Yesterday I got up early and went to Wichita Falls to run errands and take Mom to the doctor. My first errand was to stop by and see Toby's mom and pick up a check that she needed deposited in her bank. Then I went to find my mom doing well at her new elderly living apartment. We needed to be off to the doctor's, but four of her friends showed up as we were preparing to leave. It was very nice of them, but ill-timed - it made us rush. The doctor's visit went fairly well. When the doctor asked Mom how her memory was, Mom replied that it was about like anyone's. Well, if you forgot what you forgot, how can you know you forgot? Anyway, we gott'er done and went to lunch. I had taken particular care of my hairstyle that morning - puffing up my bangs and pulling them to the side a bit and not setting my glasses on my head to mash my bangs flat. Sitting across the table from Mom at lunch she looked at me and said, "You know, if I had my scissors, I could cut those bangs for you." Thanks, Mom. I felt sixteen again.

After lunch we did some shopping  to buy Mom some things for her new apartment - like a microwave. Then we did a bit of clothes shopping for her - elastic waist pants to make it easier to dress herself with this broken arm. I thought we did pretty well, but there were a few moments that were hard on me (deja vu )  I did get tickled when I was getting her medium pants and she said, "You know, I might wear a small." Now my mom is an attractive 83 year old lady, but she is not a small anymore, and she is no longer as tall as she used to be. She kept trying to pull the pants up higher and higher. When I asked her why she was doing that, she replied that the pants were too long and she was trying to roll the waist up. I laughed and said, "Welcome to my world."

After shopping we went to get Mom's hair cut by the slowest hairdresser in the west. I swear it took the girl over an hour and a half to cut Mom's hair - just a cut, not a style or wash or anything else. And the cut was not really okay, but Mom kept saying, "Well, she is just out of school." It was not a pleasant time, but Mom did well. We both got tickled and laughed lots after it was over. Then there was another ordeal with Mom's insurance and medication. We finally got home and carried all her new stuff into the apartment. It was probably 100 degrees with extremely high humidity. We were both hot and sweaty. I got Mom situated - the new microwave installed and Mom down for a nap. I had other errands to run, but I was out of time. I had just enough time to get back to Duncan and grab a bite to eat before heading to teach a watercolor class at 6:30 PM.
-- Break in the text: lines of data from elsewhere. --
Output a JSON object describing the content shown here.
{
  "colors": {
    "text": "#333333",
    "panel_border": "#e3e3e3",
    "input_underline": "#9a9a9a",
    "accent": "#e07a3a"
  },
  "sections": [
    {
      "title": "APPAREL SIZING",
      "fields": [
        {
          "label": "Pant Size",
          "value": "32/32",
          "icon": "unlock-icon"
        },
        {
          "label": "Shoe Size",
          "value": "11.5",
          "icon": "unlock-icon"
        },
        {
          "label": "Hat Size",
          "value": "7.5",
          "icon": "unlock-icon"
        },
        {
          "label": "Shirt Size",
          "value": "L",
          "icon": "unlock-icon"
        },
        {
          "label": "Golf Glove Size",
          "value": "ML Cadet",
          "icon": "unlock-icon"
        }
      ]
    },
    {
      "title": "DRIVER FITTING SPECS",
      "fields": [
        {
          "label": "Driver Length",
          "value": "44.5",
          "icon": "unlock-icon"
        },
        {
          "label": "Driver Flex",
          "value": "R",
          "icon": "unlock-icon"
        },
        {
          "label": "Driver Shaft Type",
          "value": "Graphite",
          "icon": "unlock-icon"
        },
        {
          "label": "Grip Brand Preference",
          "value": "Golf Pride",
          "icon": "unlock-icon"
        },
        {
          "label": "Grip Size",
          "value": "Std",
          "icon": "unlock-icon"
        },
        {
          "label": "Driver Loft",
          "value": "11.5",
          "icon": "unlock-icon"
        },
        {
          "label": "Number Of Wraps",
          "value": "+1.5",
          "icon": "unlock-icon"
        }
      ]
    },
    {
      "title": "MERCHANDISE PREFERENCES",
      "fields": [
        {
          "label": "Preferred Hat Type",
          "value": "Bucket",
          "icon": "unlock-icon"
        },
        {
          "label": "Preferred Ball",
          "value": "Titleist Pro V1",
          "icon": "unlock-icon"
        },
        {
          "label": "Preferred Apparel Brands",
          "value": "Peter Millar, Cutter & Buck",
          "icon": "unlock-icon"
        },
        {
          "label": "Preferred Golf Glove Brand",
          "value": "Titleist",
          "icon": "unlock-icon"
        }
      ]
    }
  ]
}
The watercolor class went well. It was small. two ladies did not show so I only had four students. We did something a bit different than I had planned. It took longer than I had planned. So, I got home about 10:00 PM. On the drive from Duncan to  home, I had that feeling of wanting to breakdown and cry. I didn't have any real reason. It was much like when I was sixteen. I guess I was just exhausted. I wish my mom could look at me with that knowing-mom look and understand what I am going through. I didn't cry this time. I am the mom.

Tuesday, July 14, 2015

Changes

This past weekend, we moved my mom to an independent/elderly living apartment. The move went well. She seems happy. I think I was more traumatized than she was. Traumatized might not be the right word; maybe concerned is the better word. She was a champ, though - telling me it was time for the move and all was would be good. There is still much to be done to wrap up loose ends, but the hard part is over.

Yesterday I took Jesse and her friend, Kat, to the airport to fly to Hawaii.  They will be staying with my cousin. I'm sure it will all be another grand adventure. She made a little trip to Wisconsin and Chicago over the Fourth of July. Ahh, to be young and single...